“Swirling Streams is scored for the unlikely combination of string trio, bass clarinet, and guitar – yet this piece makes the combination sound as natural and obvious as a string quartet. The title is very apt – much of the piece has a gentle dizzying and swirling quality with many changes in color and texture. The piece has great rhythmic vitality, as it bumped and swirled, with a satisfying sense of motion yet with constantly unpredictable and surprising rhythmic twists. This was contrasted by some beautiful moments of stillness with icy overlapping chords between the guitar-bass-clarinet combination and the string trio. Although the textures were all interesting, the piece did start to feel a little long towards the end, as if there were just a few too many textural changes to sustain my interest.” -- Jonathan Russell for the San Francisco Classical Voice, November 11, 2004:
“’Tropes III,’ a 1988 work for flute, clarinet and cello by Jorge Liderman, a newcomer to the UC-Berkeley composition faculty, made an attractive opener. Readily accessible music, in which languorous melodic material earned its “modern” badge through a gentle overlapping of the sonorities, it didn’t stoop to conquer.” -- Timothy Pfaff for the San Francisco Examiner, November 1990:
“In a program that included works by Silvestre Revueltas, Heitor Villa-Lobos, Roberto Sierra and Alberto Ginastera, of greatest local interest was the premiere of Jorge Liderman’s “Yzkor.” A native of Argentina, Liderman teaches at Berkeley, and “Yzkor” Hebrew for “remember,” is a memorial piece, whose optional fifth line was taken in Sunday’s performance by Cantor Marc Lowenstein. The vocal line, a periodic variation of an opening melody for unison voices, was derived from the Sephardic tradition and brought a bracing unity of construction to the music. This was the string quartet premiere of the Liderman piece, which also exists in an original version for clarinets.” -- Marilyn Tucker for the San Francisco Chronicle, Feb 1992.

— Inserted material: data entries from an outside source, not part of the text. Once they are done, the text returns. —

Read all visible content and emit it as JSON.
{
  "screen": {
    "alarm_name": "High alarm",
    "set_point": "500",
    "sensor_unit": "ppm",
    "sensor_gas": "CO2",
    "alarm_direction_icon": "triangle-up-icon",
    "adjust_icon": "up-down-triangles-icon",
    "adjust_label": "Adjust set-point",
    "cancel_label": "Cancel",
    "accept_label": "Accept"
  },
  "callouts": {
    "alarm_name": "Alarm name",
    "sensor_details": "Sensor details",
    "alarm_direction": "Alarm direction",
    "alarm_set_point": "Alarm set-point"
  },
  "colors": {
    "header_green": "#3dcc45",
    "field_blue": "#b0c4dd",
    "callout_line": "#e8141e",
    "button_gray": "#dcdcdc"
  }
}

“The first half also held interest, particularly the world premiere of a five-movement piece by the Berkeley-based composer, Jorge Liderman. “That Is, Already…” was commissioned by Betty Freeman—also present in the alert Piano Spheres audience.
The composer calls the work “a continuing discourse of contrasting ideas,” but the contrasts are not clear, though the modes of expression are articulate and often engrossing. Still, the piece lacks all the charms it needs to hold the listener rapt through its 20-minute length.” -- Daniel Cariaga for the Los Angeles, Times October 11, 2001.
“Parola excelled in “Tiempo Viejo” by the Argentinian-American composer Jorge Liderman, a work that uses Latin dance rhythms (and 11 drums!) in a undulant, spacey, almost laid-back way. " -- Anthony Tommasini for The Boston Globe, March 15, 1994.
“The program began with Liderman’s “Tropes I” for two clarinets (1987) and ended with a modern classic, Varese’s “Integrales” (1926). Liderman’s keenly profiled vignettes proved a splendid showcase for clarinetists J. Lawrie Bloom and John Bruce Yeh.” -- John von Rhein for the Chicago Tribune, Nov. 12, 1991: